How many times have you left work feeling like you forgot to do something? It could be a missed call to Ms. Smith letting her know Fluffy's medicine is in, or a file that keeps falling to the wayside. If you have trouble remembering what’s on your daily agenda, you may need more sleep. Psychologists at the Washington University in St. Louis say that’s because sleep is connected to prospective memory.
Unlike retrospective memory, which allows you to recall events from the past, prospective memory relates to remembering things you intended to do. Common examples of prospective memory include remembering to give a boarding pet its daily medication, relay a message to an associate veterinarian, or pick up a card for the head technician's birthday tomorrow.

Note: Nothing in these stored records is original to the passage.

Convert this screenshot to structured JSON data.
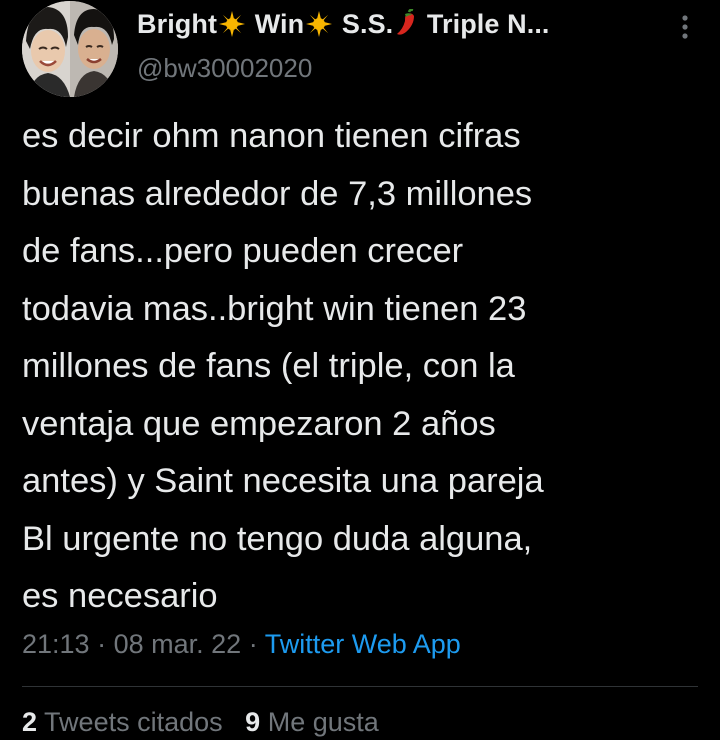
{
  "author": {
    "display_name_parts": [
      "Bright",
      "Win",
      "S.S.",
      "Triple N..."
    ],
    "name_emojis": [
      "sun-icon",
      "sun-icon",
      "chili-pepper-icon"
    ],
    "handle": "@bw30002020",
    "avatar": "two-people-photo"
  },
  "tweet": {
    "lines": [
      "es decir ohm nanon tienen cifras",
      "buenas alrededor de 7,3 millones",
      "de fans...pero pueden crecer",
      "todavia mas..bright win tienen 23",
      "millones de fans (el triple, con la",
      "ventaja que empezaron 2 años",
      "antes) y Saint necesita una pareja",
      "Bl urgente no tengo duda alguna,",
      "es necesario"
    ],
    "time": "21:13",
    "separator": "·",
    "date": "08 mar. 22",
    "source": "Twitter Web App"
  },
  "stats": {
    "quotes_count": "2",
    "quotes_label": "Tweets citados",
    "likes_count": "9",
    "likes_label": "Me gusta"
  },
  "colors": {
    "background": "#000000",
    "text": "#e7e9ea",
    "muted": "#71767b",
    "link": "#1d9bf0"
  },
  "icons": {
    "more": "more-vertical-icon"
  }
}
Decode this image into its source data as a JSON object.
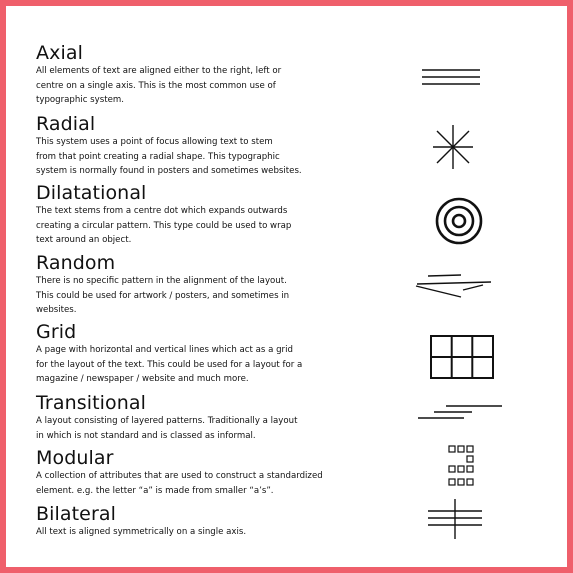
{
  "sections": [
    {
      "title": "Axial",
      "text": "All elements of text are aligned either to the right, left or\ncentre on a single axis. This is the most common use of\ntypographic system.",
      "icon": "three-horizontal-lines-icon"
    },
    {
      "title": "Radial",
      "text": "This system uses a point of focus allowing text to stem\nfrom that point creating a radial shape. This typographic\nsystem is normally found in posters and sometimes websites.",
      "icon": "asterisk-star-icon"
    },
    {
      "title": "Dilatational",
      "text": "The text stems from a centre dot which expands outwards\ncreating a circular pattern. This type could be used to wrap\ntext around an object.",
      "icon": "concentric-circles-icon"
    },
    {
      "title": "Random",
      "text": "There is no specific pattern in the alignment of the layout.\nThis could be used for artwork / posters, and sometimes in\nwebsites.",
      "icon": "scattered-lines-icon"
    },
    {
      "title": "Grid",
      "text": "A page with horizontal and vertical lines which act as a grid\nfor the layout of the text. This could be used for a layout for a\nmagazine / newspaper / website and much more.",
      "icon": "grid-icon"
    },
    {
      "title": "Transitional",
      "text": "A layout consisting of layered patterns. Traditionally a layout\nin which is not standard and is classed as informal.",
      "icon": "layered-lines-icon"
    },
    {
      "title": "Modular",
      "text": "A collection of attributes that are used to construct a standardized\nelement. e.g. the letter “a” is made from smaller “a’s”.",
      "icon": "modular-squares-icon"
    },
    {
      "title": "Bilateral",
      "text": "All text is aligned symmetrically on a single axis.",
      "icon": "bilateral-axis-icon"
    }
  ],
  "colors": {
    "border": "#ef5f6b",
    "text": "#111111",
    "background": "#ffffff"
  }
}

In a recent study on prospective memory, researchers concluded that sleep did enhance one’s ability to remember to do something in the future. The exact mechanics are still being hammered out, but the researchers believe that during slow-wave sleep, a trigger or association is developed. What’s interesting is that this association isn't necessarily what you would expect.
Take this example:

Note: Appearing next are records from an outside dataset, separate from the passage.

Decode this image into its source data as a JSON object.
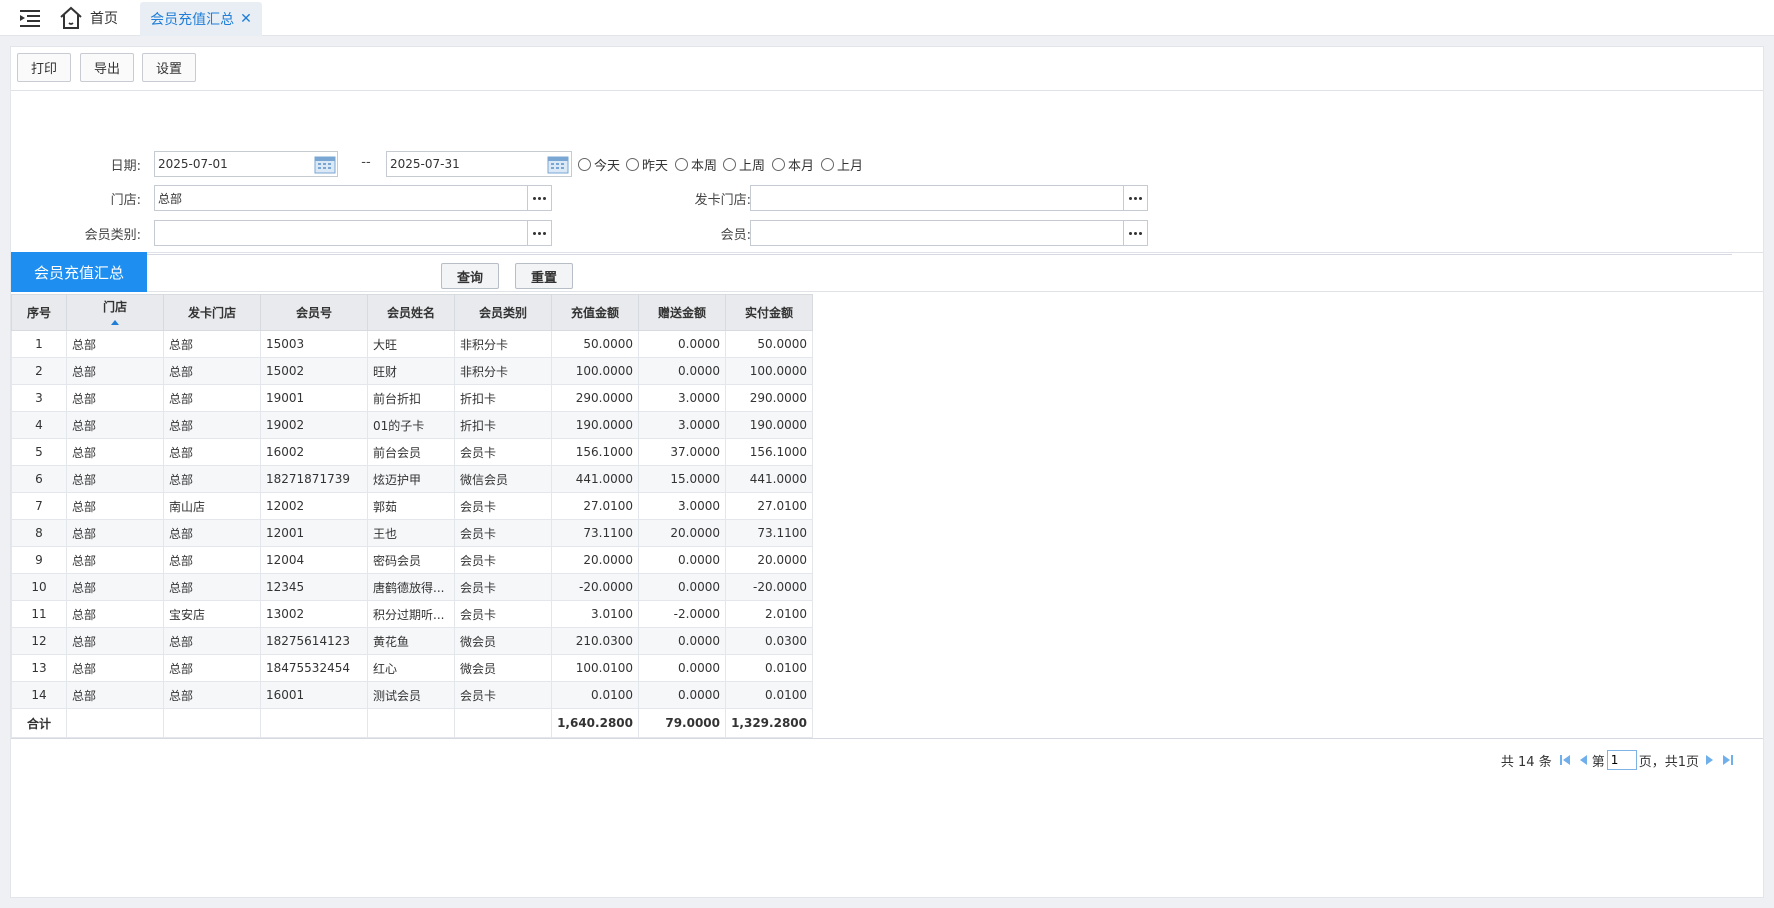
{
  "tabs": {
    "home_label": "首页",
    "active_label": "会员充值汇总",
    "close_glyph": "✕"
  },
  "toolbar": {
    "print_label": "打印",
    "export_label": "导出",
    "settings_label": "设置"
  },
  "filters": {
    "date_label": "日期:",
    "date_from": "2025-07-01",
    "date_sep": "--",
    "date_to": "2025-07-31",
    "quick_ranges": [
      "今天",
      "昨天",
      "本周",
      "上周",
      "本月",
      "上月"
    ],
    "store_label": "门店:",
    "store_value": "总部",
    "card_store_label": "发卡门店:",
    "card_store_value": "",
    "member_type_label": "会员类别:",
    "member_type_value": "",
    "member_label": "会员:",
    "member_value": "",
    "query_label": "查询",
    "reset_label": "重置"
  },
  "section": {
    "title": "会员充值汇总"
  },
  "table": {
    "columns": [
      "序号",
      "门店",
      "发卡门店",
      "会员号",
      "会员姓名",
      "会员类别",
      "充值金额",
      "赠送金额",
      "实付金额"
    ],
    "sorted_column": "门店",
    "rows": [
      [
        "1",
        "总部",
        "总部",
        "15003",
        "大旺",
        "非积分卡",
        "50.0000",
        "0.0000",
        "50.0000"
      ],
      [
        "2",
        "总部",
        "总部",
        "15002",
        "旺财",
        "非积分卡",
        "100.0000",
        "0.0000",
        "100.0000"
      ],
      [
        "3",
        "总部",
        "总部",
        "19001",
        "前台折扣",
        "折扣卡",
        "290.0000",
        "3.0000",
        "290.0000"
      ],
      [
        "4",
        "总部",
        "总部",
        "19002",
        "01的子卡",
        "折扣卡",
        "190.0000",
        "3.0000",
        "190.0000"
      ],
      [
        "5",
        "总部",
        "总部",
        "16002",
        "前台会员",
        "会员卡",
        "156.1000",
        "37.0000",
        "156.1000"
      ],
      [
        "6",
        "总部",
        "总部",
        "18271871739",
        "炫迈护甲",
        "微信会员",
        "441.0000",
        "15.0000",
        "441.0000"
      ],
      [
        "7",
        "总部",
        "南山店",
        "12002",
        "郭茹",
        "会员卡",
        "27.0100",
        "3.0000",
        "27.0100"
      ],
      [
        "8",
        "总部",
        "总部",
        "12001",
        "王也",
        "会员卡",
        "73.1100",
        "20.0000",
        "73.1100"
      ],
      [
        "9",
        "总部",
        "总部",
        "12004",
        "密码会员",
        "会员卡",
        "20.0000",
        "0.0000",
        "20.0000"
      ],
      [
        "10",
        "总部",
        "总部",
        "12345",
        "唐鹤德放得...",
        "会员卡",
        "-20.0000",
        "0.0000",
        "-20.0000"
      ],
      [
        "11",
        "总部",
        "宝安店",
        "13002",
        "积分过期听...",
        "会员卡",
        "3.0100",
        "-2.0000",
        "2.0100"
      ],
      [
        "12",
        "总部",
        "总部",
        "18275614123",
        "黄花鱼",
        "微会员",
        "210.0300",
        "0.0000",
        "0.0300"
      ],
      [
        "13",
        "总部",
        "总部",
        "18475532454",
        "红心",
        "微会员",
        "100.0100",
        "0.0000",
        "0.0100"
      ],
      [
        "14",
        "总部",
        "总部",
        "16001",
        "测试会员",
        "会员卡",
        "0.0100",
        "0.0000",
        "0.0100"
      ]
    ],
    "total_row": [
      "合计",
      "",
      "",
      "",
      "",
      "",
      "1,640.2800",
      "79.0000",
      "1,329.2800"
    ]
  },
  "pager": {
    "total_text": "共 14 条",
    "page_prefix": "第",
    "page_value": "1",
    "page_suffix": "页，共1页"
  },
  "colors": {
    "accent": "#1e8ef0",
    "tab_text": "#1e7ed8",
    "pager_icon": "#6fb0ec"
  },
  "icons": {
    "menu": "menu-collapse-icon",
    "home": "home-icon",
    "calendar": "calendar-icon",
    "more": "ellipsis-icon",
    "pager": [
      "first-page-icon",
      "prev-page-icon",
      "next-page-icon",
      "last-page-icon"
    ]
  }
}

You intend to relay a message to your practice manager tomorrow. A strong cue for remembering to give this message would be to see the practice manager A weak cue would be seeing the conference room where the two of you will attend a meeting the next afternoon. What sleep supposedly does is strengthen the weak cue, making you more likely to remember to relay the message once you see the conference room.
For more on the findings, see the June online issue of Psychological Science.